- Opening Delimiter -
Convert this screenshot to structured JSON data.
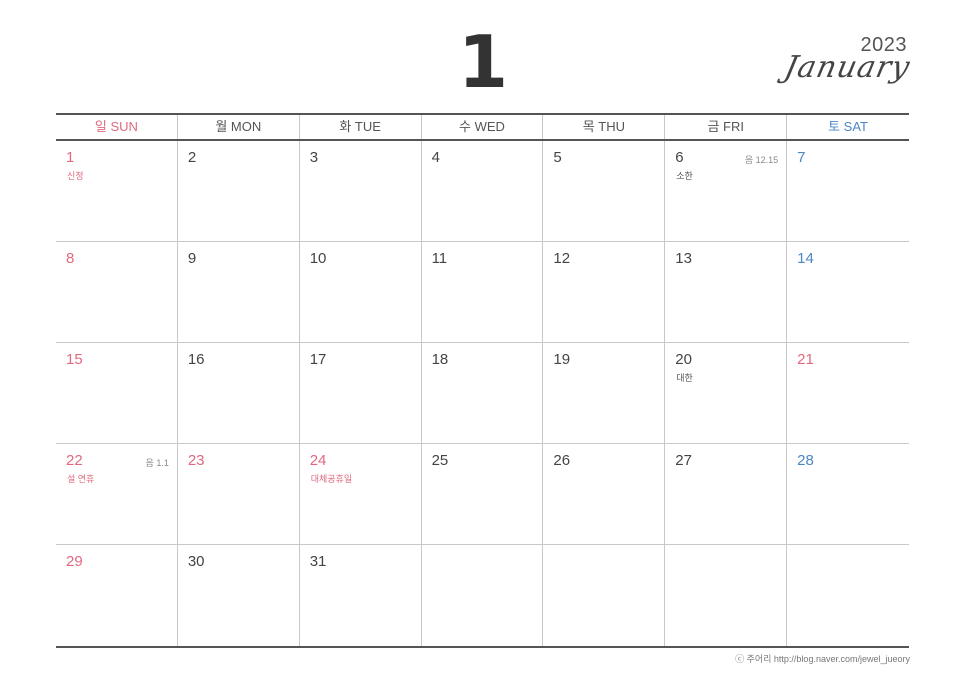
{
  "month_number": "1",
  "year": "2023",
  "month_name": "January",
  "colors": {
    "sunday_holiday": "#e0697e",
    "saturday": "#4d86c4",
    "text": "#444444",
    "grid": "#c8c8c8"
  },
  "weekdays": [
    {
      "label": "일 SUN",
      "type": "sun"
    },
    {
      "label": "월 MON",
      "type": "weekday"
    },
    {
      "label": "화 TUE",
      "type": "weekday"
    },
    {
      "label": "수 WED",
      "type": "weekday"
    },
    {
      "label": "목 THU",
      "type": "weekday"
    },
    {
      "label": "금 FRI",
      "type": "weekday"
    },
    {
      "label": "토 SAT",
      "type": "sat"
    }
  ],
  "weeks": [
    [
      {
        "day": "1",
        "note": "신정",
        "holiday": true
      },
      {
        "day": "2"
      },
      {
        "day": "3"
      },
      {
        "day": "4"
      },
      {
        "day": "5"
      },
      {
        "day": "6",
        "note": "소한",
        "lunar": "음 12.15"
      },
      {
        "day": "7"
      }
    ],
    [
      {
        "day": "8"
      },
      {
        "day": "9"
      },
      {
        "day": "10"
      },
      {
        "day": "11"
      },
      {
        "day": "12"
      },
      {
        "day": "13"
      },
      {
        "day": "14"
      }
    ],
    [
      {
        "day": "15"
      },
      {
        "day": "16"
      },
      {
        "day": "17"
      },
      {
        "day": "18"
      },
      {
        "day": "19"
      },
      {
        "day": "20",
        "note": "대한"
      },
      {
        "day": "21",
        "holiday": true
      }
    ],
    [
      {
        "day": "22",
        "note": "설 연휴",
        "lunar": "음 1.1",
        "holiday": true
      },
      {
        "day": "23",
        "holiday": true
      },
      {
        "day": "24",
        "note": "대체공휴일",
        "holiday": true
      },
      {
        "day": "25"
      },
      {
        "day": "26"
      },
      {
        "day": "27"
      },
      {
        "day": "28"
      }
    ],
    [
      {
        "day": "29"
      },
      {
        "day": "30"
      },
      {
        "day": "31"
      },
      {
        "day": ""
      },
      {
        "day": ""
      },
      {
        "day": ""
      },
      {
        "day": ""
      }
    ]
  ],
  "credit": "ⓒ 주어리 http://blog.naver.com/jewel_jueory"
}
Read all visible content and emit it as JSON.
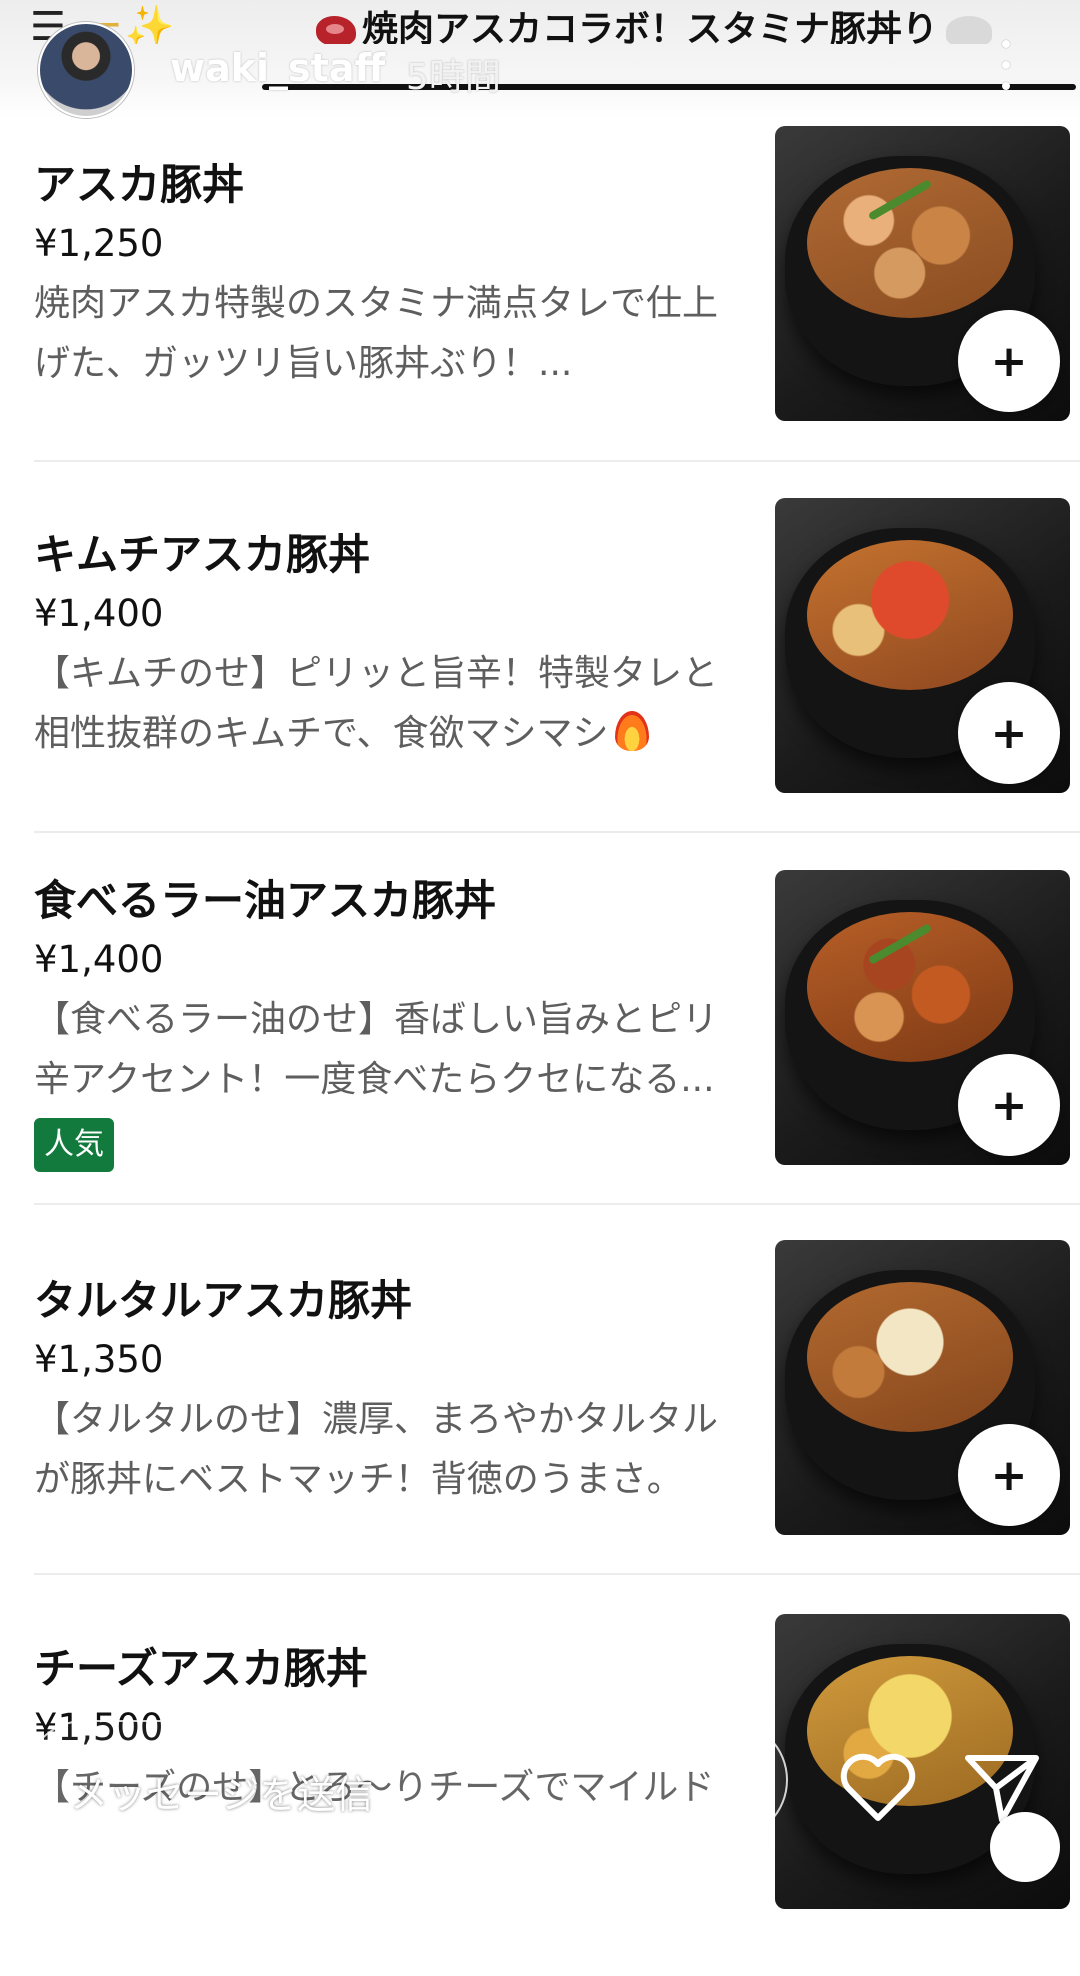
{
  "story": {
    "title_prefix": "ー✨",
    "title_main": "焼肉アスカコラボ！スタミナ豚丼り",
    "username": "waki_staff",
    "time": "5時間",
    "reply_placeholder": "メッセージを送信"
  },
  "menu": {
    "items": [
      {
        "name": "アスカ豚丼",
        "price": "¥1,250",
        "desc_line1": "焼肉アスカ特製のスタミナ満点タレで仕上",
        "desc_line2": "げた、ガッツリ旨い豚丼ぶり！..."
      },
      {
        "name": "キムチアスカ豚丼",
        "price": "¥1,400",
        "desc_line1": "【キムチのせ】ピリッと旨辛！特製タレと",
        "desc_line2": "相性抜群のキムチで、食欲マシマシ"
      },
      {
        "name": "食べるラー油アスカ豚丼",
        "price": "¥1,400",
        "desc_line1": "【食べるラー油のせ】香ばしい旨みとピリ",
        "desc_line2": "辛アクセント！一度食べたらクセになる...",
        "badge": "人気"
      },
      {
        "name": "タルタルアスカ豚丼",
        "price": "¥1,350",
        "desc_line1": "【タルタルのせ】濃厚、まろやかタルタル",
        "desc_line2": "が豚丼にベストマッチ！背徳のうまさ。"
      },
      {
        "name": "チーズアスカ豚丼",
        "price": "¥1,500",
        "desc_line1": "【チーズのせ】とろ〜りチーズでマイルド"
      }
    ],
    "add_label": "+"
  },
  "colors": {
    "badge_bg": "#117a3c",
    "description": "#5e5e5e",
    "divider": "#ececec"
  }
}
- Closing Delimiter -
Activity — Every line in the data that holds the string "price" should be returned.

Result for this exercise —
        "price": "¥1,250",
        "price": "¥1,400",
        "price": "¥1,400",
        "price": "¥1,350",
        "price": "¥1,500",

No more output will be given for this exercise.